July 18, 2003
La Jolla, CA – The eighth annual Symphony at Salk, a benefit for the Salk Institute for Biological Studies, will be held Saturday, Aug. 23, under the stars on the institute’s Gildred Court.
Largely made possible by the hard work of some 160 Salk volunteers, the event begins with architectural tours of the Institute at 5:15 and 5:45 p.m., and with box suppers being served beginning at 6 p.m. The concert will begin at 7:30 p.m., featuring violinist Leila Josefowicz and the San Diego Symphony conducted by Edwin Outwater.
Performing Camille Saint-Saens’ “Introduction and Rondo Capriccioso, Op. 28” and Jules Massenet’s “Meditation from Thais,” Josefowicz is known for her honest, fresh approach to the repertoire and her dynamic virtuosity. Winner of the prestigious Avery Fisher Career Grant, she has appeared in Vienna, Prague, Berlin, Zurich, Munich and London and toured the Far East with the Asian Youth Orchestra in summer 2001. She has appeared on numerous national television broadcasts, including “The Tonight Show,” “Evening at Pops,” “America’s Tribune to Bob Hope” and “Live From Lincoln Center.”
Guest conductor Outwater is the newly appointed resident conductor of the San Francisco Symphony and the Wattis Foundation music director of the San Francisco Symphony Youth Orchestra. Having recently appeared with the Brooklyn Philharmonic Orchestra, he is making his conducting debuts with the San Diego Symphony, the Orchestre de Bretagne (France), the South Dakota Symphony and the New Zealand and Adelaide Symphony Orchestras in the 2003-04 season.
Tickets for the eighth annual Symphony at Salk are $150 and $75 for the concert, dinner, wine and architectural tours of the world-renowned Institute. Call the Salk’s Institute Relations at 858-453-4100, Ext. 1491.
Internationally renowned artist Francoise Gilot-Salk is again honorary chair of the event. Gilot-Salk’s artwork provides the event’s visual theme.

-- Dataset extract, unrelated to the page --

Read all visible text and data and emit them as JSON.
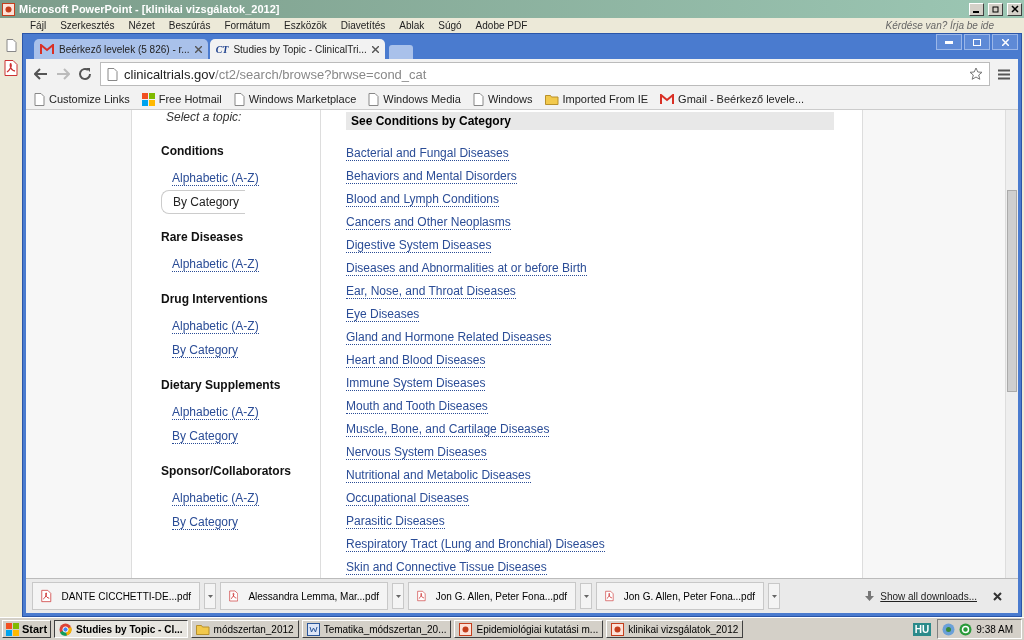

The Salk Institute for Biological Studies, located in La Jolla, is an independent non-profit institution dedicated to fundamental discoveries in the life sciences, the improvement of human health and conditions, and the training of future generations of researchers. Jonas Salk, M.D., founded the Institute in 1960, with a gift of land from the city of San Diego and the financial support of the March of Dimes Birth Defects Foundation.